Bullpens, man. Can't trust 'em. Can't live without 'em. Can't spend on 'em. Can't go cheap with 'em.
On Tuesday, Fernando Rodney blew a save, costing the Rays a pretty crucial win. He's done that a few times this year. Last year, though, he was immaculate. This year, Rodney allowed as many earned runs between May 16 and May 22 as he allowed in 2012.
Jim Johnson hasn't been quite as automatic for the Orioles this year, even though he's striking out more people than ever. The Orioles were one of the big surprises in 2012 because of their magic bullpen. The pitchers are mostly the same this year, and it's not like they're bad. It's a good enough bullpen. But it's not magical this year. They're a fickle thing, these bullpens.
I wanted to take a look at how the bullpens were doing this season compared to last season, but evaluating bullpens is kind of a tricky thing, too. A bullpen's collective ERA isn't very illuminating, and stats like holds and saves are useless. So I looked at a combination of different stats:
Fielding-independent pitching. The strikes, walks, home runs, and innings. What the pitcher is supposed to control, in other words.
Win probability added. The difference in expected winning percentage before and after a plate appearance.
Similar to WPA, but with some additional context.
Add them up and you get ... something better than ERA, at least. Here's how teams ranked in 2012.
|Team (2012)||FIP||WPA||Clutch||Average rank|
|16. Blue Jays||29||12||6||16|
|23. Red Sox||20||20||30||23|
|24. White Sox||28||17||25||23|
Okay, so that was about how you remember it. A bunch of playoff teams at the top, and a bunch of hilarious teams at the bottom. Most of them kept the same personnel, for the most part, so let's take a look at 2013 so far:
|Team (2013)||FIP||WPA||Clutch||Average rank|
|12. Red Sox||20||11||7||13|
|14. White Sox||17||13||13||14|
|23. Blue Jays||24||16||21||20|
Everything right is wrong again. Up is down, left is right. The good bullpens are bad, the bad bullpens are good. The Orioles ... what in the heck happened with the Orioles?
A visual representation of bullpen-related nonsense, using the above rankings:
Nonsense. Where are the neat, easily defined patterns? Those lines were zipping past each other in the offseason, and no one had any idea. The Orioles are probably a better team this season, but because they don't have the bullpen they did, they're struggling to remain relevant in the playoff chase.
But right there, at the top. There's a beacon of stability. And no one is talking about it nearly enough. For the second year in a row, the Braves are absolute murder when their starters leave the game.
I'm going to play a game. Maybe it's easy for you, but don't spoil it for the American League fans.

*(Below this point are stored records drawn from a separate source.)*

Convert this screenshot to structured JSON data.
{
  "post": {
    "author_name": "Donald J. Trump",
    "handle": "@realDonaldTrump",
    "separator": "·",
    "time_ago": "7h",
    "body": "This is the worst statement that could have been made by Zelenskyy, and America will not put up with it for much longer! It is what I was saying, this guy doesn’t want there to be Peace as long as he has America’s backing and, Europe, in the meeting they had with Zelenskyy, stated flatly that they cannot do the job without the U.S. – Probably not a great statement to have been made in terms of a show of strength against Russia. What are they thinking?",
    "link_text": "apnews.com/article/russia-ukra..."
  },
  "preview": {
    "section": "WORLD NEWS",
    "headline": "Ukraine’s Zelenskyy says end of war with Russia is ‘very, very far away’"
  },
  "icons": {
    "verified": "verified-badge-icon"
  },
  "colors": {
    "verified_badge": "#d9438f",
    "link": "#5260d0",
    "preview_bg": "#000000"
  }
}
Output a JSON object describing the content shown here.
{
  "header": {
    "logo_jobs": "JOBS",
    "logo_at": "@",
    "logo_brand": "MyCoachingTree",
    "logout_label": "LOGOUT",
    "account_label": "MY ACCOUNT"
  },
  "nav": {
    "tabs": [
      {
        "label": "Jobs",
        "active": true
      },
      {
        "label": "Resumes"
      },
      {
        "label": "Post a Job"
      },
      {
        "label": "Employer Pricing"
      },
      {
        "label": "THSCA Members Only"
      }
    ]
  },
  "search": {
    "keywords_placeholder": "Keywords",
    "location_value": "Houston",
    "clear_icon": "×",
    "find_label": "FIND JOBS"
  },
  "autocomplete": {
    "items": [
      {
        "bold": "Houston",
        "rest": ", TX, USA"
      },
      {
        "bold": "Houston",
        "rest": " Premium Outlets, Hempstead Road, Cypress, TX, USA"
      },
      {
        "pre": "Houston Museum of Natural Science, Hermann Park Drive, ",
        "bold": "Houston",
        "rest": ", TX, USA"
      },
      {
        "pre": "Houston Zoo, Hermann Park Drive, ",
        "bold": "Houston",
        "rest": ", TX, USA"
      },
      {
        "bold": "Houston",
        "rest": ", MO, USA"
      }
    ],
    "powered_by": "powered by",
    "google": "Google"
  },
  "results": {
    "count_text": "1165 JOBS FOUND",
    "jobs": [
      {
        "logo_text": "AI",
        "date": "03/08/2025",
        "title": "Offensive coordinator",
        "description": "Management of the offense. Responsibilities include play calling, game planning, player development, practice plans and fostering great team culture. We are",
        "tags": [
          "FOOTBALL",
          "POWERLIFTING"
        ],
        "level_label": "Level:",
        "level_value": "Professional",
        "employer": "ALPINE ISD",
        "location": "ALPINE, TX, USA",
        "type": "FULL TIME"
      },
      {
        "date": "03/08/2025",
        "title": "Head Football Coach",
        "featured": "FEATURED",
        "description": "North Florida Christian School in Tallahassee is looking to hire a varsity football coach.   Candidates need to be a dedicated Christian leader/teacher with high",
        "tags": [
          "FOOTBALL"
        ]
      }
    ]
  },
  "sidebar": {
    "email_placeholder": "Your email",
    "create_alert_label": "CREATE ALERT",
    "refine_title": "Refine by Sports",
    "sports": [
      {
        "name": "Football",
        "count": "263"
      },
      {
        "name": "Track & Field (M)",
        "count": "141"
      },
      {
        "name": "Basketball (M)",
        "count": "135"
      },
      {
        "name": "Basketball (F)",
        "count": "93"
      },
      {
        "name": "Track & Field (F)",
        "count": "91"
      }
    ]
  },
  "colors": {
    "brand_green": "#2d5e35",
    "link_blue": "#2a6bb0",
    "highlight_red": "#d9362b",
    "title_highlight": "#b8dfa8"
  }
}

I'm going to list three names. Two of them are Braves relievers who are doing quite well, and one of them is made up.
Give up? Well, nuts to you. I'm not telling. But one of those is made up, and the other two are real, much to your surprise. The Braves are relying on the second-stringers in the bullpen, and it's working.
Also, Craig Kimbrel is still amazing. Let's bring him up before we get too nutty. Instant Good Bullpen, just add Kimbrel.
It's not like the Braves have been without adversity, either. Eric O'Flaherty and Jonny Venters are both lost to Tommy John surgery -- a crushing blow for almost any other team. The Braves keep rolling, though. Ryan Holder has been an absolute beast. Luis Avilan has deftly replaced the left-handers in the setup role.
Bullpens are weird, bullpens are jerks, and bullpens are untrustworthy hooligans. You can't tell what's real and what's a mirage until it's much too late.
But real or not, the Braves are having another excellent bullpen season. It still might be a fluke. The odds are that it probably is a fluke. No one has a bullpen this good in consecutive seasons -- with turnover, mind you.
The Braves do. Where the Rays, Orioles, Giants, and Nationals have faltered, the Braves have kept on keeping on. Kimbrel (and his ridiculous strikeout rate) are probably buoying the rankings a bit, and the strong starting pitching means less garbage time for the garbage-time pitcher, so everyone is put in a good spot.
If there was something about the Braves and their success that you couldn't put your finger on, it's probably the bullpen. It's a mighty fine bullpen. It really is the common denominator. Maybe this is a step toward appreciating how much that's worth.